Material provided:
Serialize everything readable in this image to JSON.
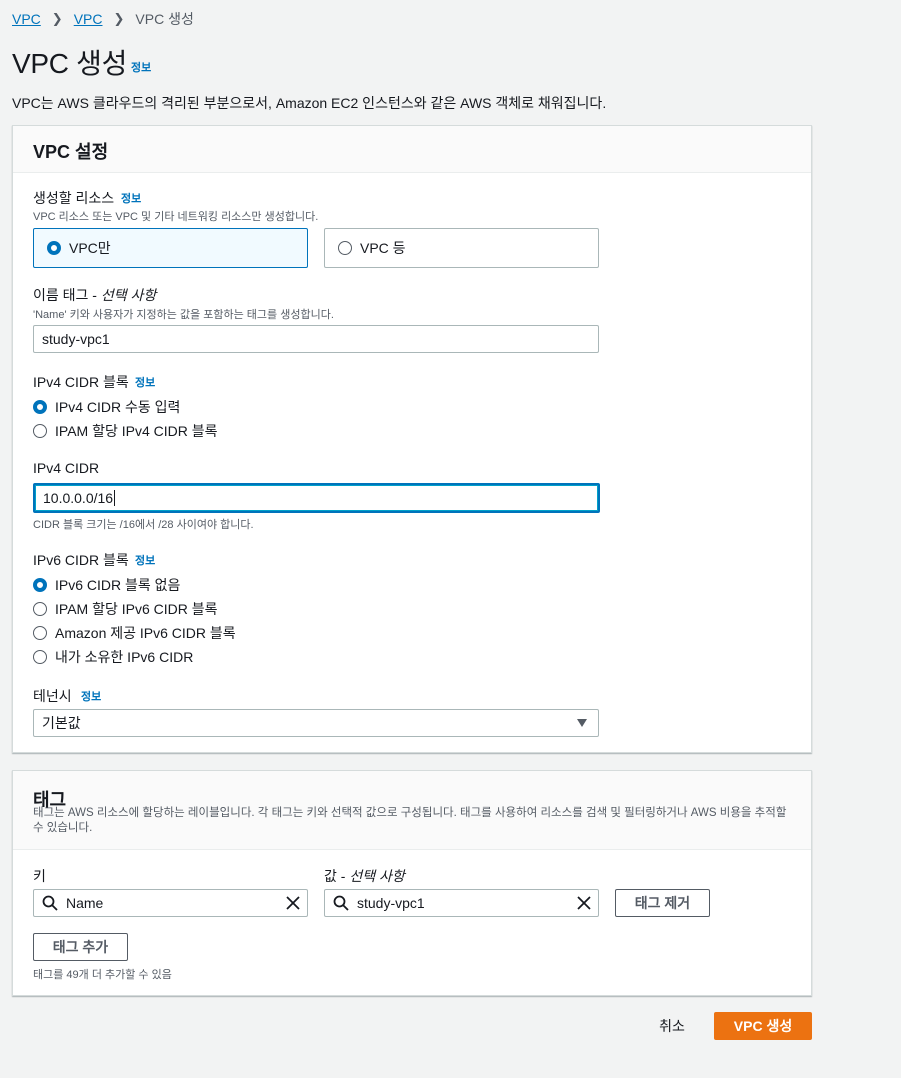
{
  "breadcrumb": {
    "items": [
      "VPC",
      "VPC"
    ],
    "current": "VPC 생성"
  },
  "page": {
    "title": "VPC 생성",
    "info": "정보",
    "description": "VPC는 AWS 클라우드의 격리된 부분으로서, Amazon EC2 인스턴스와 같은 AWS 객체로 채워집니다."
  },
  "settings": {
    "title": "VPC 설정",
    "resources": {
      "label": "생성할 리소스",
      "info": "정보",
      "description": "VPC 리소스 또는 VPC 및 기타 네트워킹 리소스만 생성합니다.",
      "options": [
        "VPC만",
        "VPC 등"
      ],
      "selected": "VPC만"
    },
    "name_tag": {
      "label": "이름 태그 - ",
      "label_optional": "선택 사항",
      "description": "'Name' 키와 사용자가 지정하는 값을 포함하는 태그를 생성합니다.",
      "value": "study-vpc1"
    },
    "ipv4_block": {
      "label": "IPv4 CIDR 블록",
      "info": "정보",
      "options": [
        "IPv4 CIDR 수동 입력",
        "IPAM 할당 IPv4 CIDR 블록"
      ],
      "selected": "IPv4 CIDR 수동 입력"
    },
    "ipv4_cidr": {
      "label": "IPv4 CIDR",
      "value": "10.0.0.0/16",
      "hint": "CIDR 블록 크기는 /16에서 /28 사이여야 합니다."
    },
    "ipv6_block": {
      "label": "IPv6 CIDR 블록",
      "info": "정보",
      "options": [
        "IPv6 CIDR 블록 없음",
        "IPAM 할당 IPv6 CIDR 블록",
        "Amazon 제공 IPv6 CIDR 블록",
        "내가 소유한 IPv6 CIDR"
      ],
      "selected": "IPv6 CIDR 블록 없음"
    },
    "tenancy": {
      "label": "테넌시",
      "info": "정보",
      "value": "기본값"
    }
  },
  "tags": {
    "title": "태그",
    "description": "태그는 AWS 리소스에 할당하는 레이블입니다. 각 태그는 키와 선택적 값으로 구성됩니다. 태그를 사용하여 리소스를 검색 및 필터링하거나 AWS 비용을 추적할 수 있습니다.",
    "key_label": "키",
    "value_label": "값 - ",
    "value_label_optional": "선택 사항",
    "rows": [
      {
        "key": "Name",
        "value": "study-vpc1"
      }
    ],
    "remove_label": "태그 제거",
    "add_label": "태그 추가",
    "limit_text": "태그를 49개 더 추가할 수 있음"
  },
  "footer": {
    "cancel": "취소",
    "create": "VPC 생성"
  },
  "colors": {
    "accent": "#0073bb",
    "primary_button": "#ec7211",
    "background": "#f2f3f3"
  }
}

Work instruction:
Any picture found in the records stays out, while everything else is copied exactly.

Result:
Serialize everything readable in this image to JSON.
{
  "breadcrumb": {
    "items": [
      "VPC",
      "VPC"
    ],
    "current": "VPC 생성"
  },
  "page": {
    "title": "VPC 생성",
    "info": "정보",
    "description": "VPC는 AWS 클라우드의 격리된 부분으로서, Amazon EC2 인스턴스와 같은 AWS 객체로 채워집니다."
  },
  "settings": {
    "title": "VPC 설정",
    "resources": {
      "label": "생성할 리소스",
      "info": "정보",
      "description": "VPC 리소스 또는 VPC 및 기타 네트워킹 리소스만 생성합니다.",
      "options": [
        "VPC만",
        "VPC 등"
      ],
      "selected": "VPC만"
    },
    "name_tag": {
      "label": "이름 태그 - ",
      "label_optional": "선택 사항",
      "description": "'Name' 키와 사용자가 지정하는 값을 포함하는 태그를 생성합니다.",
      "value": "study-vpc1"
    },
    "ipv4_block": {
      "label": "IPv4 CIDR 블록",
      "info": "정보",
      "options": [
        "IPv4 CIDR 수동 입력",
        "IPAM 할당 IPv4 CIDR 블록"
      ],
      "selected": "IPv4 CIDR 수동 입력"
    },
    "ipv4_cidr": {
      "label": "IPv4 CIDR",
      "value": "10.0.0.0/16",
      "hint": "CIDR 블록 크기는 /16에서 /28 사이여야 합니다."
    },
    "ipv6_block": {
      "label": "IPv6 CIDR 블록",
      "info": "정보",
      "options": [
        "IPv6 CIDR 블록 없음",
        "IPAM 할당 IPv6 CIDR 블록",
        "Amazon 제공 IPv6 CIDR 블록",
        "내가 소유한 IPv6 CIDR"
      ],
      "selected": "IPv6 CIDR 블록 없음"
    },
    "tenancy": {
      "label": "테넌시",
      "info": "정보",
      "value": "기본값"
    }
  },
  "tags": {
    "title": "태그",
    "description": "태그는 AWS 리소스에 할당하는 레이블입니다. 각 태그는 키와 선택적 값으로 구성됩니다. 태그를 사용하여 리소스를 검색 및 필터링하거나 AWS 비용을 추적할 수 있습니다.",
    "key_label": "키",
    "value_label": "값 - ",
    "value_label_optional": "선택 사항",
    "rows": [
      {
        "key": "Name",
        "value": "study-vpc1"
      }
    ],
    "remove_label": "태그 제거",
    "add_label": "태그 추가",
    "limit_text": "태그를 49개 더 추가할 수 있음"
  },
  "footer": {
    "cancel": "취소",
    "create": "VPC 생성"
  },
  "colors": {
    "accent": "#0073bb",
    "primary_button": "#ec7211",
    "background": "#f2f3f3"
  }
}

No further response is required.